PROBLEM
Reproduce the records exactly. Leave the pictures out.
RECORDS TO PROCESS section start
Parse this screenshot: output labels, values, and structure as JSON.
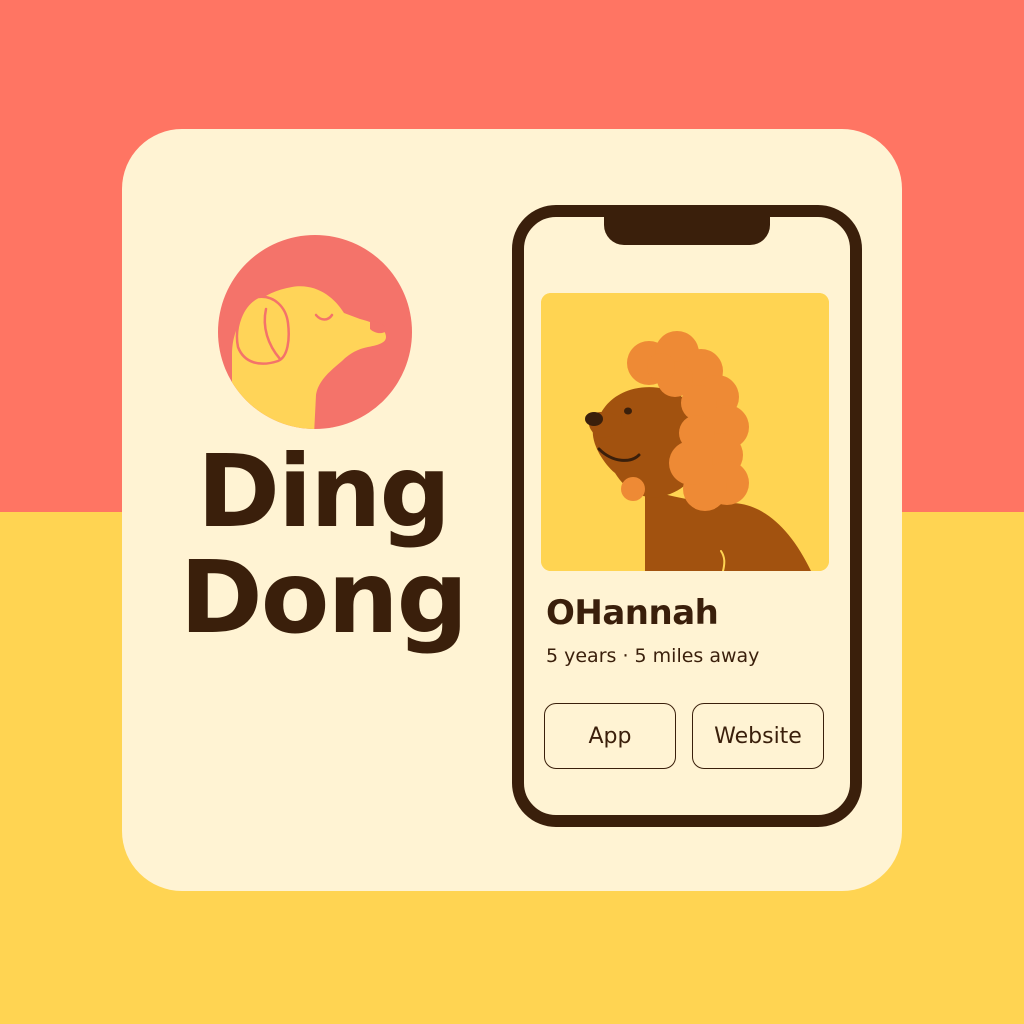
{
  "brand": {
    "line1": "Ding",
    "line2": "Dong",
    "logo_icon": "dog-head-icon"
  },
  "colors": {
    "top_background": "#FF7563",
    "bottom_background": "#FFD452",
    "card": "#FFF3D3",
    "ink": "#3A1F0B",
    "photo_background": "#FFD452",
    "dog_fur": "#A2520F",
    "dog_curls": "#EE8A35"
  },
  "profile": {
    "name": "OHannah",
    "meta": "5 years · 5 miles away",
    "photo_icon": "poodle-photo"
  },
  "buttons": {
    "app_label": "App",
    "website_label": "Website"
  }
}
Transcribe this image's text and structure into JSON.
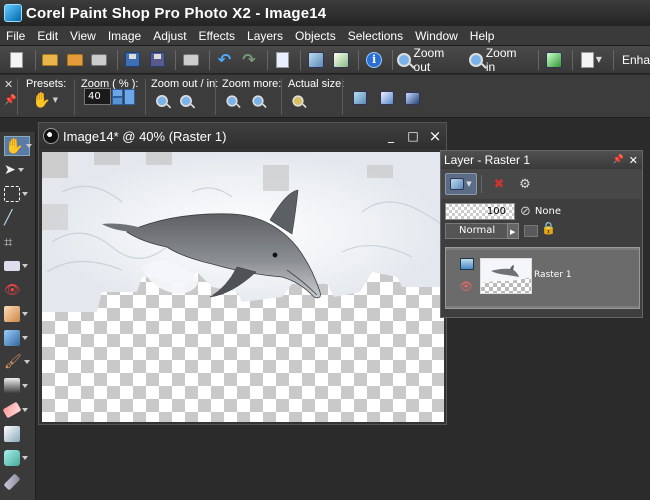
{
  "window": {
    "title": "Corel Paint Shop Pro Photo X2 - Image14"
  },
  "menu": [
    "File",
    "Edit",
    "View",
    "Image",
    "Adjust",
    "Effects",
    "Layers",
    "Objects",
    "Selections",
    "Window",
    "Help"
  ],
  "toolbar": {
    "zoom_out_label": "Zoom out",
    "zoom_in_label": "Zoom in",
    "enhance_label": "Enha"
  },
  "tool_options": {
    "presets_label": "Presets:",
    "zoom_pct_label": "Zoom ( % ):",
    "zoom_value": "40",
    "zoom_out_in_label": "Zoom out / in:",
    "zoom_more_label": "Zoom more:",
    "actual_size_label": "Actual size:"
  },
  "image_window": {
    "title": "Image14* @  40% (Raster 1)",
    "min_glyph": "_",
    "max_glyph": "□",
    "close_glyph": "×"
  },
  "layer_palette": {
    "title": "Layer - Raster 1",
    "opacity": "100",
    "none_label": "None",
    "blend_mode": "Normal",
    "layers": [
      {
        "name": "Raster 1"
      }
    ]
  },
  "colors": {
    "app_bg": "#2b2b2b",
    "checker_dark": "#c9c9c9",
    "accent_blue": "#4fa9ff"
  }
}
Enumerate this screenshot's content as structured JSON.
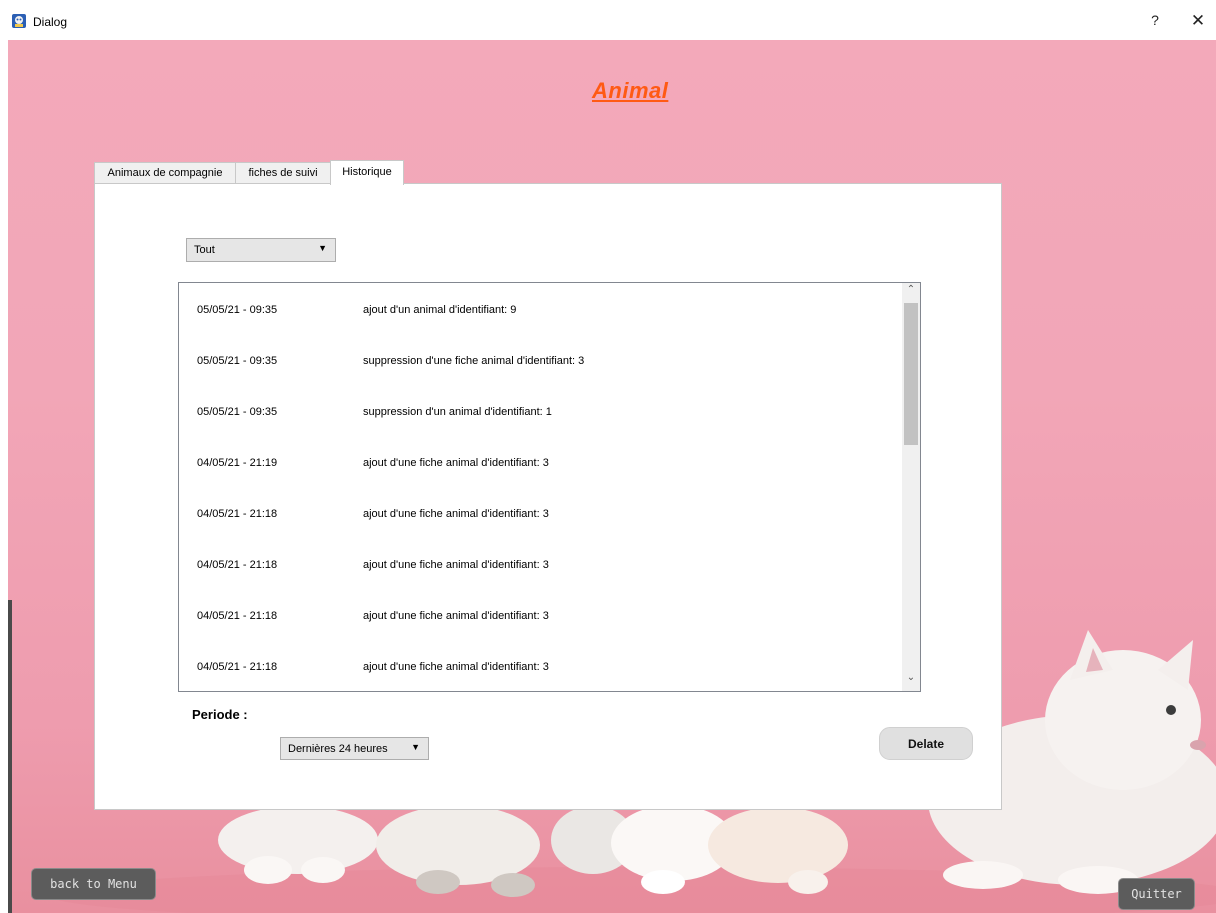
{
  "window": {
    "title": "Dialog",
    "help_label": "?",
    "close_label": "✕"
  },
  "heading": "Animal",
  "tabs": [
    {
      "label": "Animaux de compagnie"
    },
    {
      "label": "fiches de suivi"
    },
    {
      "label": "Historique"
    }
  ],
  "active_tab": "Historique",
  "filter_combo": {
    "value": "Tout"
  },
  "history": [
    {
      "date": "05/05/21  -  09:35",
      "message": "ajout d'un animal d'identifiant:  9"
    },
    {
      "date": "05/05/21  -  09:35",
      "message": "suppression d'une fiche animal  d'identifiant:  3"
    },
    {
      "date": "05/05/21  -  09:35",
      "message": "suppression d'un animal d'identifiant:  1"
    },
    {
      "date": "04/05/21  -  21:19",
      "message": "ajout d'une fiche animal d'identifiant:  3"
    },
    {
      "date": "04/05/21  -  21:18",
      "message": "ajout d'une fiche animal d'identifiant:  3"
    },
    {
      "date": "04/05/21  -  21:18",
      "message": "ajout d'une fiche animal d'identifiant:  3"
    },
    {
      "date": "04/05/21  -  21:18",
      "message": "ajout d'une fiche animal d'identifiant:  3"
    },
    {
      "date": "04/05/21  -  21:18",
      "message": "ajout d'une fiche animal d'identifiant:  3"
    }
  ],
  "periode": {
    "label": "Periode :",
    "value": "Dernières 24 heures"
  },
  "buttons": {
    "delete": "Delate",
    "back": "back to Menu",
    "quit": "Quitter"
  },
  "colors": {
    "background": "#f3a9ba",
    "heading": "#ff5a14",
    "dark_button": "#5c5c5c"
  },
  "icons": {
    "app": "dialog-app-icon",
    "combo_arrow": "dropdown-arrow-icon",
    "scroll_up": "scroll-up-icon",
    "scroll_down": "scroll-down-icon"
  }
}
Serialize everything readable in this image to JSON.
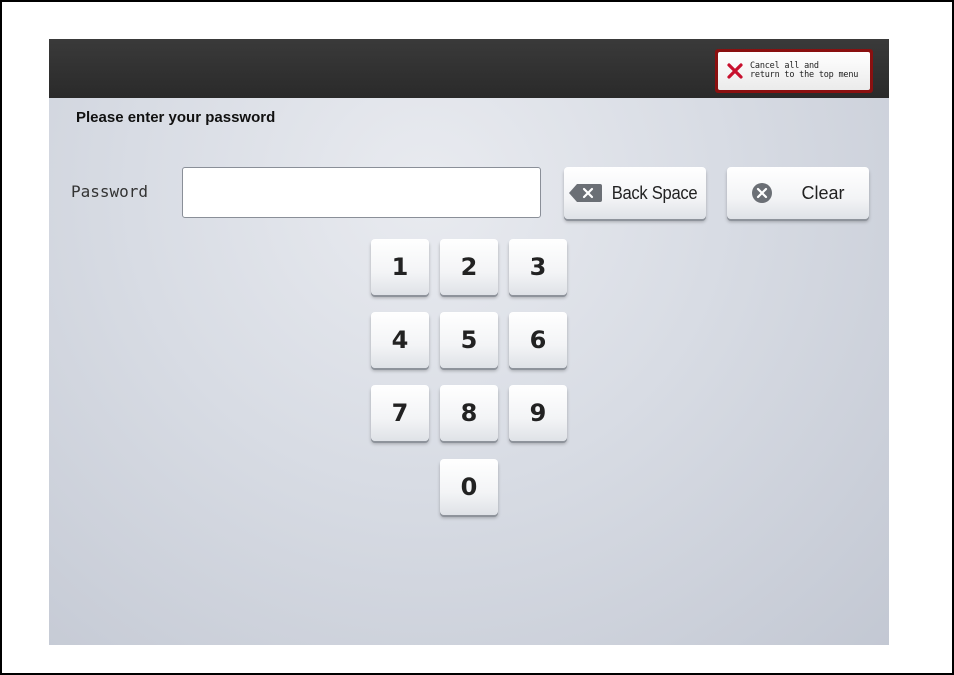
{
  "header": {
    "cancel_label": "Cancel all and\nreturn to the top menu"
  },
  "title": "Please enter your password",
  "password": {
    "label": "Password",
    "value": "",
    "placeholder": ""
  },
  "actions": {
    "backspace_label": "Back Space",
    "clear_label": "Clear"
  },
  "keypad": {
    "k1": "1",
    "k2": "2",
    "k3": "3",
    "k4": "4",
    "k5": "5",
    "k6": "6",
    "k7": "7",
    "k8": "8",
    "k9": "9",
    "k0": "0"
  },
  "colors": {
    "topbar": "#2f2f2f",
    "cancel_border": "#8a1010",
    "cancel_icon": "#c8102e",
    "background": "#d8dce4",
    "icon_gray": "#6b6f75"
  },
  "icons": {
    "cancel": "close-x-icon",
    "backspace": "backspace-icon",
    "clear": "clear-circle-x-icon"
  }
}
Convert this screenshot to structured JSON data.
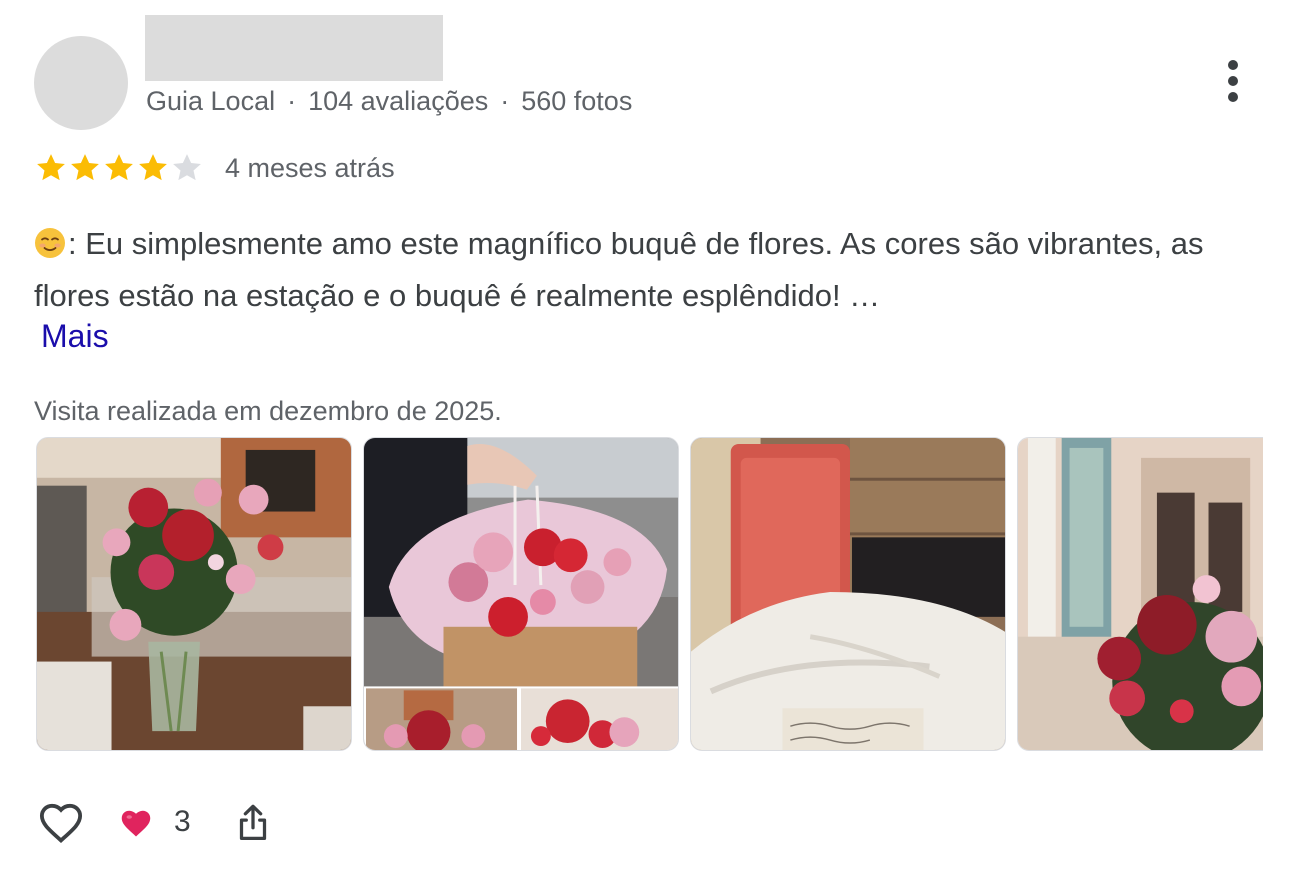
{
  "reviewer": {
    "badge": "Guia Local",
    "reviews": "104 avaliações",
    "photos": "560 fotos",
    "separator": "·"
  },
  "rating": {
    "value": 4,
    "max": 5,
    "time_ago": "4 meses atrás"
  },
  "review": {
    "text": ": Eu simplesmente amo este magnífico buquê de flores. As cores são vibrantes, as flores estão na estação e o buquê é realmente esplêndido! …",
    "more_label": "Mais"
  },
  "visit": {
    "label": "Visita realizada em dezembro de 2025."
  },
  "reactions": {
    "heart_count": "3"
  },
  "colors": {
    "star_filled": "#fbbc04",
    "star_empty": "#dadce0",
    "link": "#1a0dab",
    "reaction_heart": "#e0245e"
  },
  "icons": [
    "more-vert-icon",
    "star-icon",
    "smiling-face-emoji",
    "heart-outline-icon",
    "red-heart-emoji",
    "share-icon"
  ]
}
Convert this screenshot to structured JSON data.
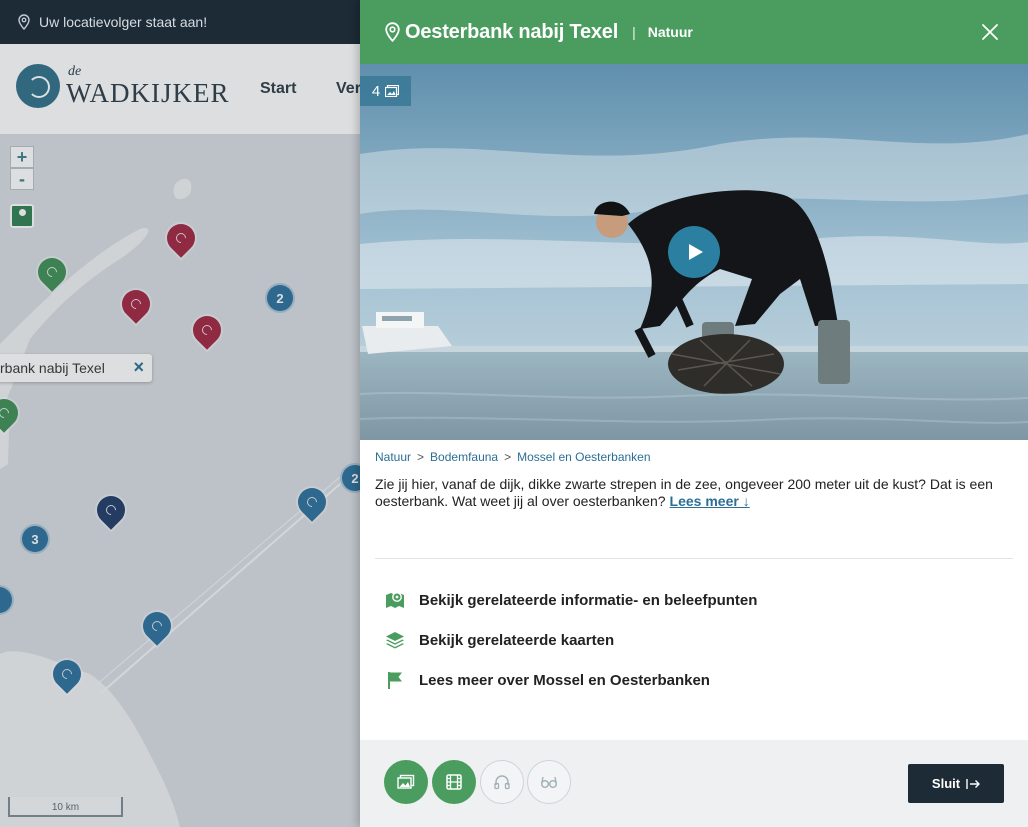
{
  "background": {
    "location_bar": {
      "text": "Uw locatievolger staat aan!"
    },
    "logo": {
      "small": "de",
      "name": "WADKIJKER"
    },
    "nav": [
      "Start",
      "Ver"
    ],
    "map": {
      "zoom_in": "+",
      "zoom_out": "-",
      "selected_label": "rbank nabij Texel",
      "selected_close": "×",
      "clusters": [
        "2",
        "2",
        "3"
      ],
      "scale": "10 km"
    }
  },
  "panel": {
    "title": "Oesterbank nabij Texel",
    "separator": "|",
    "category": "Natuur",
    "photo_count": "4",
    "breadcrumbs": [
      "Natuur",
      "Bodemfauna",
      "Mossel en Oesterbanken"
    ],
    "breadcrumb_sep": ">",
    "description": "Zie jij hier, vanaf de dijk, dikke zwarte strepen in de zee, ongeveer 200 meter uit de kust? Dat is een oesterbank. Wat weet jij al over oesterbanken?",
    "read_more": "Lees meer ↓",
    "links": [
      {
        "icon": "map-pin-icon",
        "label": "Bekijk gerelateerde informatie- en beleefpunten"
      },
      {
        "icon": "layers-icon",
        "label": "Bekijk gerelateerde kaarten"
      },
      {
        "icon": "flag-icon",
        "label": "Lees meer over Mossel en Oesterbanken"
      }
    ],
    "media_buttons": [
      {
        "icon": "image-icon",
        "active": true
      },
      {
        "icon": "film-icon",
        "active": true
      },
      {
        "icon": "headphones-icon",
        "active": false
      },
      {
        "icon": "glasses-icon",
        "active": false
      }
    ],
    "close_button": "Sluit"
  },
  "colors": {
    "header_green": "#4b9d5f",
    "dark_navy": "#1c2b36",
    "link_blue": "#2b6f95",
    "pin_red": "#a3233f",
    "pin_green": "#3f8f55",
    "pin_blue": "#2b6f9b"
  }
}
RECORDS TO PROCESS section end
FINISHED TASK
Parse this screenshot: output labels, values, and structure as JSON.
{
  "brand": {
    "line1": "Ding",
    "line2": "Dong",
    "logo_icon": "dog-head-icon"
  },
  "colors": {
    "top_background": "#FF7563",
    "bottom_background": "#FFD452",
    "card": "#FFF3D3",
    "ink": "#3A1F0B",
    "photo_background": "#FFD452",
    "dog_fur": "#A2520F",
    "dog_curls": "#EE8A35"
  },
  "profile": {
    "name": "OHannah",
    "meta": "5 years · 5 miles away",
    "photo_icon": "poodle-photo"
  },
  "buttons": {
    "app_label": "App",
    "website_label": "Website"
  }
}
Transcribe this image's text and structure into JSON.
{
  "window": {
    "title": "Corel Paint Shop Pro Photo X2 - Image14"
  },
  "menu": [
    "File",
    "Edit",
    "View",
    "Image",
    "Adjust",
    "Effects",
    "Layers",
    "Objects",
    "Selections",
    "Window",
    "Help"
  ],
  "toolbar": {
    "zoom_out_label": "Zoom out",
    "zoom_in_label": "Zoom in",
    "enhance_label": "Enha"
  },
  "tool_options": {
    "presets_label": "Presets:",
    "zoom_pct_label": "Zoom ( % ):",
    "zoom_value": "40",
    "zoom_out_in_label": "Zoom out / in:",
    "zoom_more_label": "Zoom more:",
    "actual_size_label": "Actual size:"
  },
  "image_window": {
    "title": "Image14* @  40% (Raster 1)",
    "min_glyph": "_",
    "max_glyph": "□",
    "close_glyph": "×"
  },
  "layer_palette": {
    "title": "Layer - Raster 1",
    "opacity": "100",
    "none_label": "None",
    "blend_mode": "Normal",
    "layers": [
      {
        "name": "Raster 1"
      }
    ]
  },
  "colors": {
    "app_bg": "#2b2b2b",
    "checker_dark": "#c9c9c9",
    "accent_blue": "#4fa9ff"
  }
}
Enumerate this screenshot's content as structured JSON.
{
  "window": {
    "title": "Dialog",
    "help_label": "?",
    "close_label": "✕"
  },
  "heading": "Animal",
  "tabs": [
    {
      "label": "Animaux de compagnie"
    },
    {
      "label": "fiches de suivi"
    },
    {
      "label": "Historique"
    }
  ],
  "active_tab": "Historique",
  "filter_combo": {
    "value": "Tout"
  },
  "history": [
    {
      "date": "05/05/21  -  09:35",
      "message": "ajout d'un animal d'identifiant:  9"
    },
    {
      "date": "05/05/21  -  09:35",
      "message": "suppression d'une fiche animal  d'identifiant:  3"
    },
    {
      "date": "05/05/21  -  09:35",
      "message": "suppression d'un animal d'identifiant:  1"
    },
    {
      "date": "04/05/21  -  21:19",
      "message": "ajout d'une fiche animal d'identifiant:  3"
    },
    {
      "date": "04/05/21  -  21:18",
      "message": "ajout d'une fiche animal d'identifiant:  3"
    },
    {
      "date": "04/05/21  -  21:18",
      "message": "ajout d'une fiche animal d'identifiant:  3"
    },
    {
      "date": "04/05/21  -  21:18",
      "message": "ajout d'une fiche animal d'identifiant:  3"
    },
    {
      "date": "04/05/21  -  21:18",
      "message": "ajout d'une fiche animal d'identifiant:  3"
    }
  ],
  "periode": {
    "label": "Periode :",
    "value": "Dernières 24 heures"
  },
  "buttons": {
    "delete": "Delate",
    "back": "back to Menu",
    "quit": "Quitter"
  },
  "colors": {
    "background": "#f3a9ba",
    "heading": "#ff5a14",
    "dark_button": "#5c5c5c"
  },
  "icons": {
    "app": "dialog-app-icon",
    "combo_arrow": "dropdown-arrow-icon",
    "scroll_up": "scroll-up-icon",
    "scroll_down": "scroll-down-icon"
  }
}
Serialize everything readable in this image to JSON.
{
  "header": {
    "cancel_label": "Cancel all and\nreturn to the top menu"
  },
  "title": "Please enter your password",
  "password": {
    "label": "Password",
    "value": "",
    "placeholder": ""
  },
  "actions": {
    "backspace_label": "Back Space",
    "clear_label": "Clear"
  },
  "keypad": {
    "k1": "1",
    "k2": "2",
    "k3": "3",
    "k4": "4",
    "k5": "5",
    "k6": "6",
    "k7": "7",
    "k8": "8",
    "k9": "9",
    "k0": "0"
  },
  "colors": {
    "topbar": "#2f2f2f",
    "cancel_border": "#8a1010",
    "cancel_icon": "#c8102e",
    "background": "#d8dce4",
    "icon_gray": "#6b6f75"
  },
  "icons": {
    "cancel": "close-x-icon",
    "backspace": "backspace-icon",
    "clear": "clear-circle-x-icon"
  }
}
Convert this screenshot to structured JSON data.
{
  "reviewer": {
    "badge": "Guia Local",
    "reviews": "104 avaliações",
    "photos": "560 fotos",
    "separator": "·"
  },
  "rating": {
    "value": 4,
    "max": 5,
    "time_ago": "4 meses atrás"
  },
  "review": {
    "text": ": Eu simplesmente amo este magnífico buquê de flores. As cores são vibrantes, as flores estão na estação e o buquê é realmente esplêndido! …",
    "more_label": "Mais"
  },
  "visit": {
    "label": "Visita realizada em dezembro de 2025."
  },
  "reactions": {
    "heart_count": "3"
  },
  "colors": {
    "star_filled": "#fbbc04",
    "star_empty": "#dadce0",
    "link": "#1a0dab",
    "reaction_heart": "#e0245e"
  },
  "icons": [
    "more-vert-icon",
    "star-icon",
    "smiling-face-emoji",
    "heart-outline-icon",
    "red-heart-emoji",
    "share-icon"
  ]
}
Convert this screenshot to structured JSON data.
{
  "background": {
    "location_bar": {
      "text": "Uw locatievolger staat aan!"
    },
    "logo": {
      "small": "de",
      "name": "WADKIJKER"
    },
    "nav": [
      "Start",
      "Ver"
    ],
    "map": {
      "zoom_in": "+",
      "zoom_out": "-",
      "selected_label": "rbank nabij Texel",
      "selected_close": "×",
      "clusters": [
        "2",
        "2",
        "3"
      ],
      "scale": "10 km"
    }
  },
  "panel": {
    "title": "Oesterbank nabij Texel",
    "separator": "|",
    "category": "Natuur",
    "photo_count": "4",
    "breadcrumbs": [
      "Natuur",
      "Bodemfauna",
      "Mossel en Oesterbanken"
    ],
    "breadcrumb_sep": ">",
    "description": "Zie jij hier, vanaf de dijk, dikke zwarte strepen in de zee, ongeveer 200 meter uit de kust? Dat is een oesterbank. Wat weet jij al over oesterbanken?",
    "read_more": "Lees meer ↓",
    "links": [
      {
        "icon": "map-pin-icon",
        "label": "Bekijk gerelateerde informatie- en beleefpunten"
      },
      {
        "icon": "layers-icon",
        "label": "Bekijk gerelateerde kaarten"
      },
      {
        "icon": "flag-icon",
        "label": "Lees meer over Mossel en Oesterbanken"
      }
    ],
    "media_buttons": [
      {
        "icon": "image-icon",
        "active": true
      },
      {
        "icon": "film-icon",
        "active": true
      },
      {
        "icon": "headphones-icon",
        "active": false
      },
      {
        "icon": "glasses-icon",
        "active": false
      }
    ],
    "close_button": "Sluit"
  },
  "colors": {
    "header_green": "#4b9d5f",
    "dark_navy": "#1c2b36",
    "link_blue": "#2b6f95",
    "pin_red": "#a3233f",
    "pin_green": "#3f8f55",
    "pin_blue": "#2b6f9b"
  }
}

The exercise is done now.